Feature Based Terrain Modeling

submitted by: apryl

Author: Ali Charara, PhD Candidate
Supervisor: Alyn Rockwood, Professor of Applied Mathematics
Assisted by: Eduard Wisernig, Mousumi Pain

Molecular Visualization in CORNEA: Solar Cell & Chemical Science Data

submitted by: apryl

Solar Cell Data provided by: Dr. Michael McGehee, Stanford University & Dr. Aram Amassian, KAUST
Chemical Science Data provided by: Prof. Mohamed Eddaoudi, KAUST
This is a silent short clip intended for use at the KAUST SIGGRAPH booth in a series of video loops played during the convention.
Molecular Visualization in CORNEA: Solar Cell & Chemical Science Data
This is part of a series of short demo clips to be played in the KAUST SIGGRAPH booth.

Multi-language video playback using beam forming

submitted by: apryl
This is a multi-language audio demo used at the KAUST SIGGRAPH booth. For the full effect of the audio demonstration, this video was be available for preview in the KAUST booth at SIGGRAPH 2011. The demonstration used beam-forming to control the electroacoustic architecture of dialog in both english and arabic languages spatially in a designated area. Arabic listeners could stand a few feet away from english listeners and watch the same visuals comfortably without hearing the other...

Music and Your Brain

submitted by: apryl
KAUST Professor Pierre Magistretti, Dean of the Chemical, Life Sciences and Engineering (CLSE) Division discusses an experimental study of neural activity using electro-physical recordings of pianists with one objective to find patterns or clues to better understand synchrony and creativity. For the KAUST Winter Enrichment Program Class, Lab to Film: Story-telling in Science we created this video to test the student equipment and discover any technical challenges that participants would...

CPU vs GPU: AMBER Code Simulation

submitted by: btolo

The terminal view on the left shows a 'tail' of the AMBER code output for a simulation of Myoglobin, a protein found in muscle fibers. In this video, the output is being run on a single Intel E5462 2.80 GHz CPU. The terminal view on the right shows the same AMBER code output, but run on a single NVIDIA C1060 GPU. The GPU run is about 40 times faster than the CPU run.
Courtesy of Ross Walker, San Diego Supercomputer Center, UC San Diego.

CPU vs GPU: Protein Folding Simulation

submitted by: btolo

This simulation shows a protein folding simulation of TRPCage (an artificially designed protein) running in implicit solvent.

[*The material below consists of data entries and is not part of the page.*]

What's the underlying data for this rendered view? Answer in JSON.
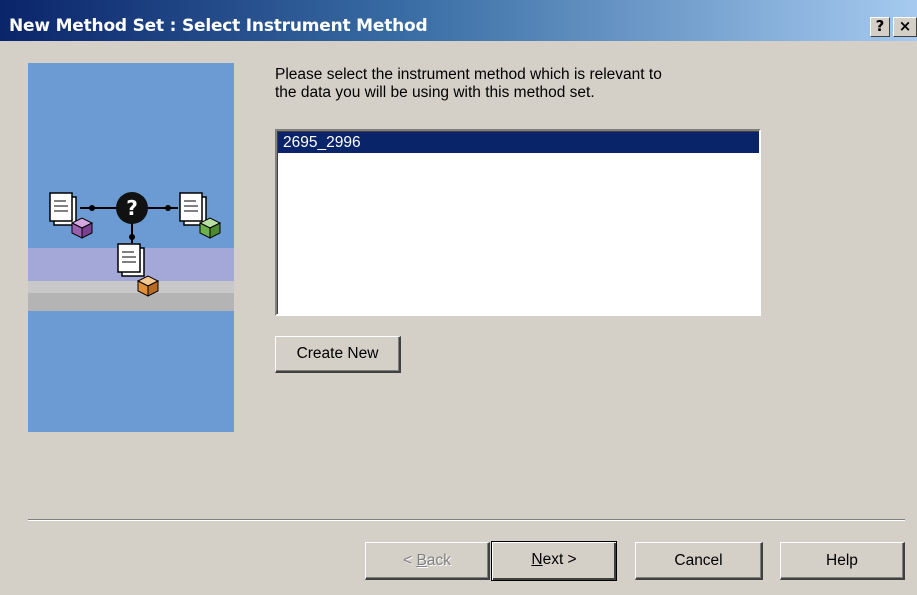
{
  "window": {
    "title": "New Method Set : Select Instrument Method",
    "help_glyph": "?",
    "close_glyph": "×"
  },
  "illustration": {
    "center_glyph": "?",
    "icons": [
      "method-document-purple-cube-icon",
      "question-mark-icon",
      "method-document-green-cube-icon",
      "method-document-orange-cube-icon"
    ],
    "colors": {
      "panel": "#6b9bd2",
      "band_light": "#a4a8d8",
      "band_gray": "#b8b8b8"
    }
  },
  "instruction": {
    "line1": "Please select the instrument method which is relevant to",
    "line2": "the data you will be using with this method set."
  },
  "method_list": {
    "items": [
      "2695_2996"
    ],
    "selected": "2695_2996"
  },
  "buttons": {
    "create_new": "Create New",
    "back_mnemonic": "B",
    "back_prefix": "< ",
    "back_rest": "ack",
    "next_mnemonic": "N",
    "next_rest": "ext >",
    "cancel": "Cancel",
    "help": "Help"
  },
  "colors": {
    "title_start": "#0a246a",
    "title_end": "#a6caf0",
    "selection": "#0a246a",
    "dialog_bg": "#d4d0c8"
  }
}
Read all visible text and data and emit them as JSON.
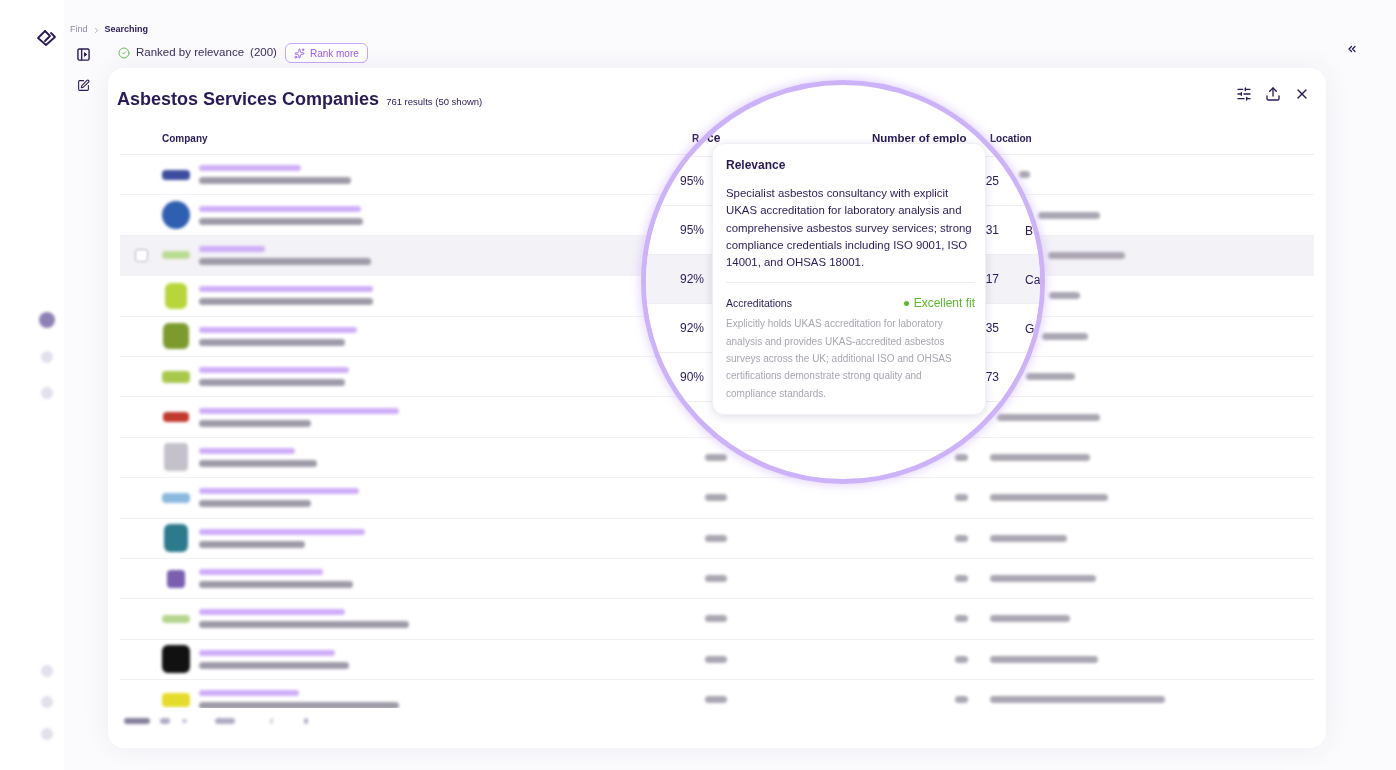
{
  "breadcrumb": [
    {
      "label": "Find",
      "current": false
    },
    {
      "label": "Searching",
      "current": true
    }
  ],
  "ranking": {
    "label": "Ranked by relevance",
    "count": "(200)"
  },
  "rank_more_button": {
    "label": "Rank more"
  },
  "results": {
    "title": "Asbestos Services Companies",
    "summary": "761 results (50 shown)"
  },
  "table": {
    "columns": [
      "Company",
      "R",
      "Location"
    ],
    "rows": [
      {
        "hovered": false
      },
      {
        "hovered": false
      },
      {
        "hovered": true
      },
      {
        "hovered": false
      },
      {
        "hovered": false
      },
      {
        "hovered": false
      },
      {
        "hovered": false
      },
      {
        "hovered": false
      },
      {
        "hovered": false
      },
      {
        "hovered": false
      },
      {
        "hovered": false
      },
      {
        "hovered": false
      },
      {
        "hovered": false
      },
      {
        "hovered": false
      }
    ]
  },
  "magnifier": {
    "columns": [
      "ce",
      "Number of emplo"
    ],
    "rows": [
      {
        "relevance": "95%",
        "employees": "25",
        "hovered": false
      },
      {
        "relevance": "95%",
        "employees": "31",
        "location": "B",
        "hovered": false
      },
      {
        "relevance": "92%",
        "employees": "17",
        "location": "Ca",
        "hovered": true
      },
      {
        "relevance": "92%",
        "employees": "35",
        "location": "G",
        "hovered": false
      },
      {
        "relevance": "90%",
        "employees": "73",
        "hovered": false
      }
    ],
    "tooltip": {
      "title": "Relevance",
      "summary": "Specialist asbestos consultancy with explicit UKAS accreditation for laboratory analysis and comprehensive asbestos survey services; strong compliance credentials including ISO 9001, ISO 14001, and OHSAS 18001.",
      "criteria": [
        {
          "name": "Accreditations",
          "fit": "Excellent fit",
          "color": "#5cb82e",
          "explanation": "Explicitly holds UKAS accreditation for laboratory analysis and provides UKAS-accredited asbestos surveys across the UK; additional ISO and OHSAS certifications demonstrate strong quality and compliance standards."
        }
      ]
    }
  }
}
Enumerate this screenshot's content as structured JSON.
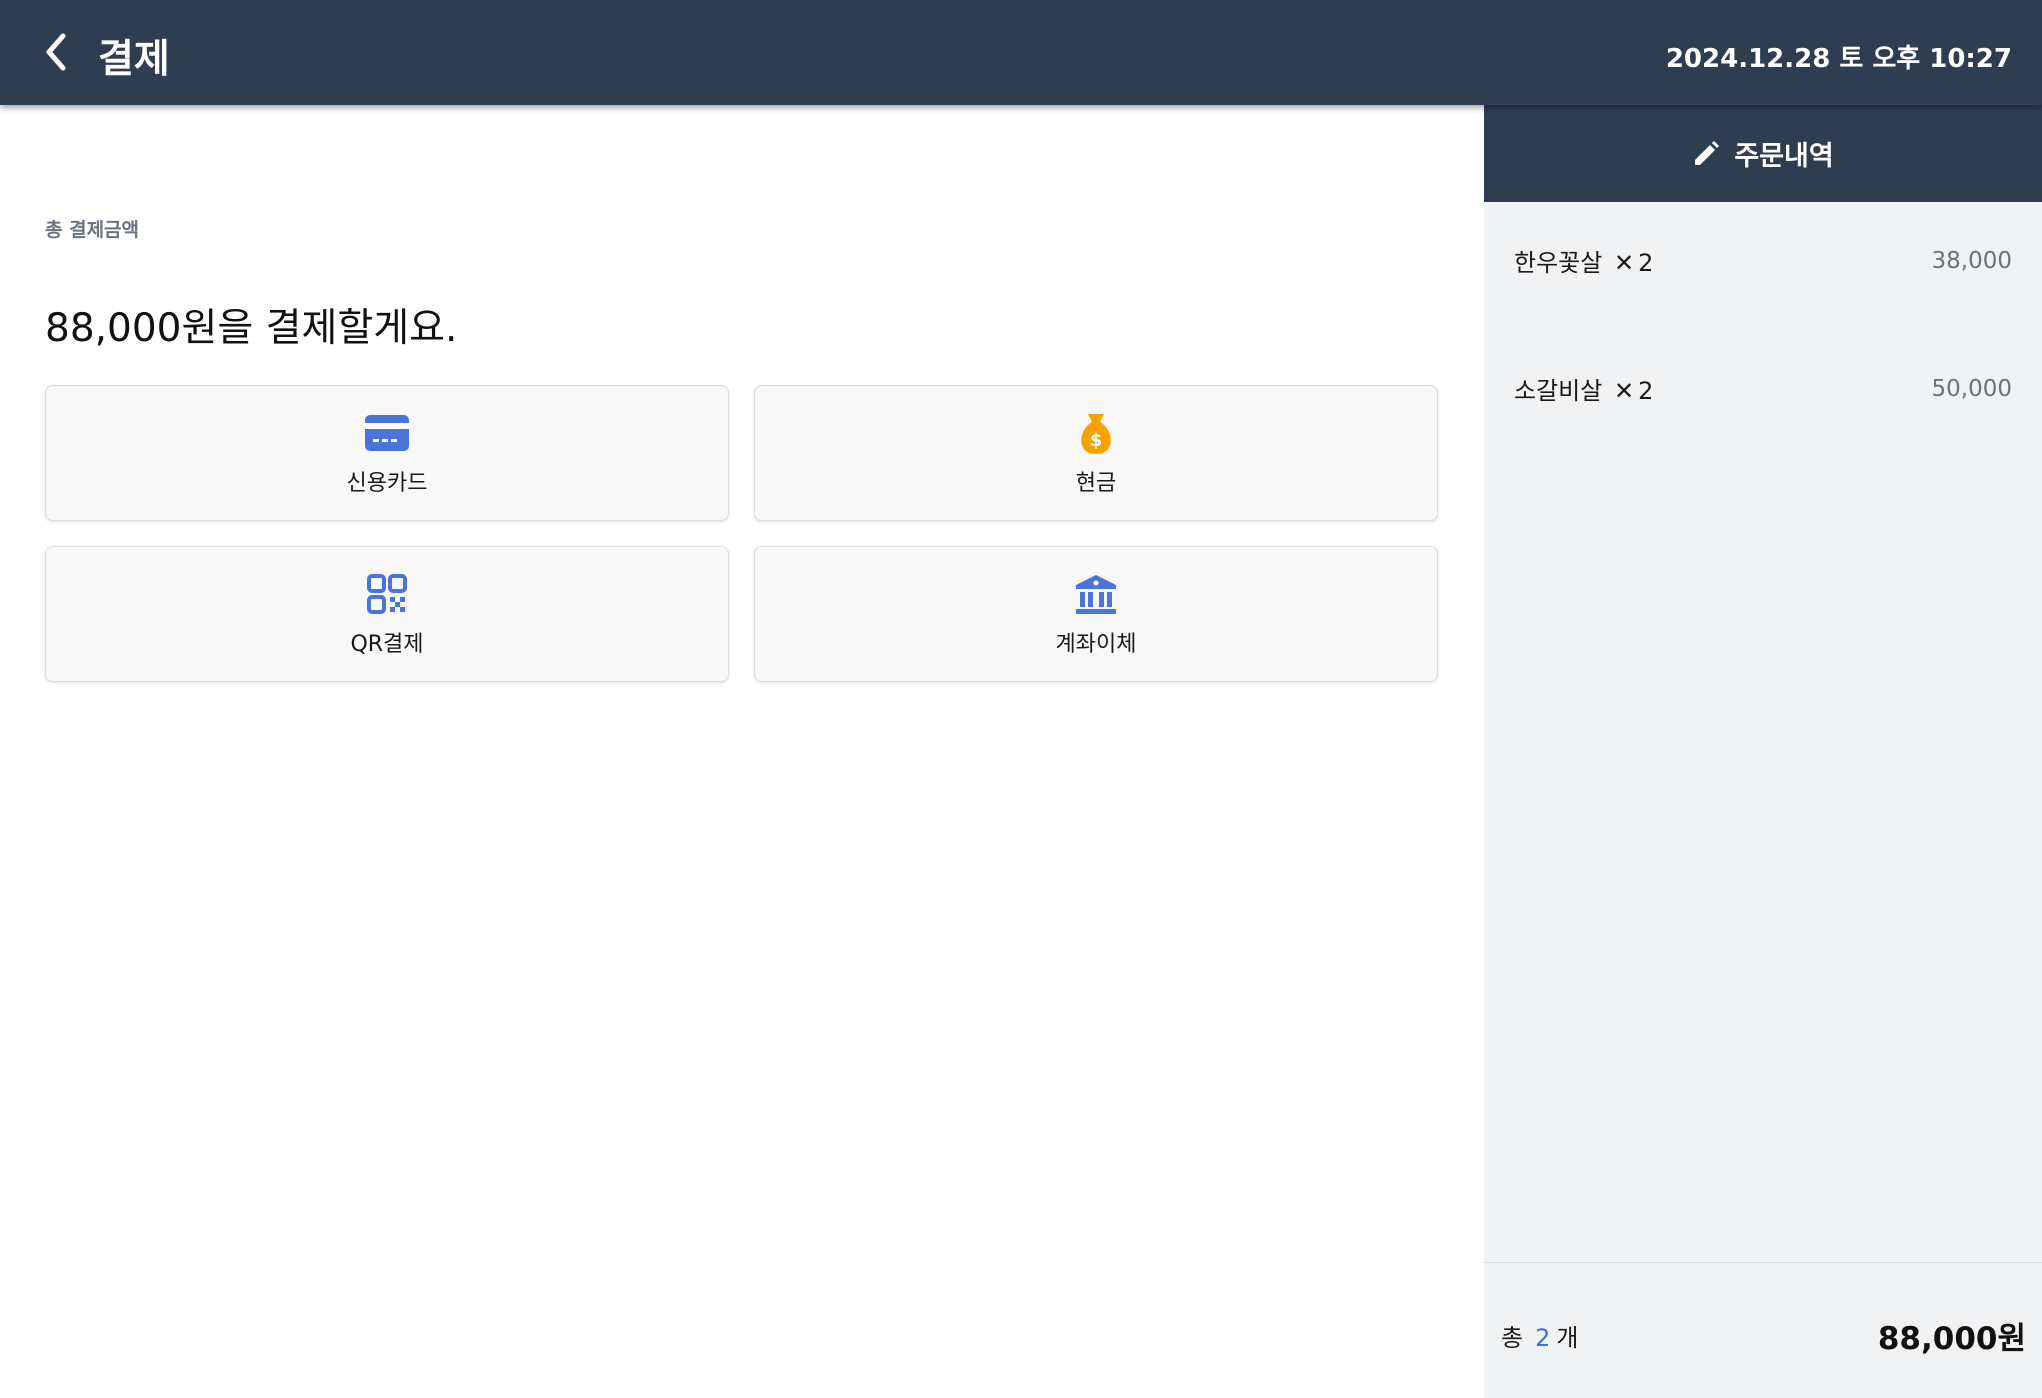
{
  "header": {
    "title": "결제",
    "datetime": "2024.12.28 토 오후 10:27",
    "back_icon": "chevron-left-icon"
  },
  "payment": {
    "total_label": "총 결제금액",
    "headline": "88,000원을 결제할게요.",
    "methods": [
      {
        "label": "신용카드",
        "icon": "credit-card-icon",
        "color": "#4a74d9"
      },
      {
        "label": "현금",
        "icon": "money-bag-icon",
        "color": "#f5a300"
      },
      {
        "label": "QR결제",
        "icon": "qr-code-icon",
        "color": "#4a74d9"
      },
      {
        "label": "계좌이체",
        "icon": "bank-icon",
        "color": "#4a74d9"
      }
    ]
  },
  "order": {
    "header_title": "주문내역",
    "header_icon": "pencil-icon",
    "items": [
      {
        "name": "한우꽃살",
        "times": "✕",
        "qty": "2",
        "price": "38,000"
      },
      {
        "name": "소갈비살",
        "times": "✕",
        "qty": "2",
        "price": "50,000"
      }
    ],
    "footer": {
      "count_prefix": "총",
      "count": "2",
      "count_suffix": "개",
      "total": "88,000원"
    }
  },
  "colors": {
    "header_bg": "#2e3d50",
    "accent": "#4a74d9",
    "cash": "#f5a300"
  }
}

The simulation shows a single Intel E5462 2.80GHz CPU versus an NVIDIA C1060 GPU.
Courtesy of Ross Walker, San Diego Supercomputer Center, UC San Diego.

Modeling Early Galaxies Using Radiation Hydrodynamics

submitted by: btolo
This simulation uses a flux-limited diffusion solver to explore the radiation hydrodynamics of early galaxies, in particular, the ionizing radiation created by Population III stars. At the time of this rendering, the simulation has evolved to a redshift of 3.5. The simulation volume is 11.2 comoving megaparsecs, and has a uniform grid of 1024^3 cells, with over 1 billion dark matter and star particles. The simulation was computed on resources of the National Institute for Computational...

San Diego Supercomputer Center Building Dedication Ceremony (part 7 of 7)

submitted by: btolo
With the press of a large 'I/O' button and strobe lights simulating a "powering up" sequence, officials of the San Diego Supercomputer Center (SDSC) and University of California, San Diego ushered in the next era of data-intensive computing by dedicating a new, energy-efficient building extension as a key resource for UC San Diego and beyond. Part 7 of 7 - "Ribbon Cutting" SDSC Building Dedication Website

San Diego Supercomputer Center Building Dedication Ceremony (part 6 of 7)

submitted by: btolo

With the press of a large 'I/O' button and strobe lights simulating a "powering up" sequence, officials of the San Diego Supercomputer Center (SDSC) and University of California, San Diego ushered in the next era of data-intensive computing by dedicating a new, energy-efficient building extension as a key resource for UC San Diego and beyond.

Part 6 of 7 - Frieder Seible

SDSC Building Dedication Website

San Diego Supercomputer Center Building Dedication Ceremony (part 5 of 7)

submitted by: btolo

With the press of a large 'I/O' button and strobe lights simulating a "powering up" sequence, officials of the San Diego Supercomputer Center (SDSC) and University of California, San Diego ushered in the next era of data-intensive computing by dedicating a new, energy-efficient building extension as a key resource for UC San Diego and beyond.

Part 5 of 7 - Art Ellis

SDSC Building Dedication Website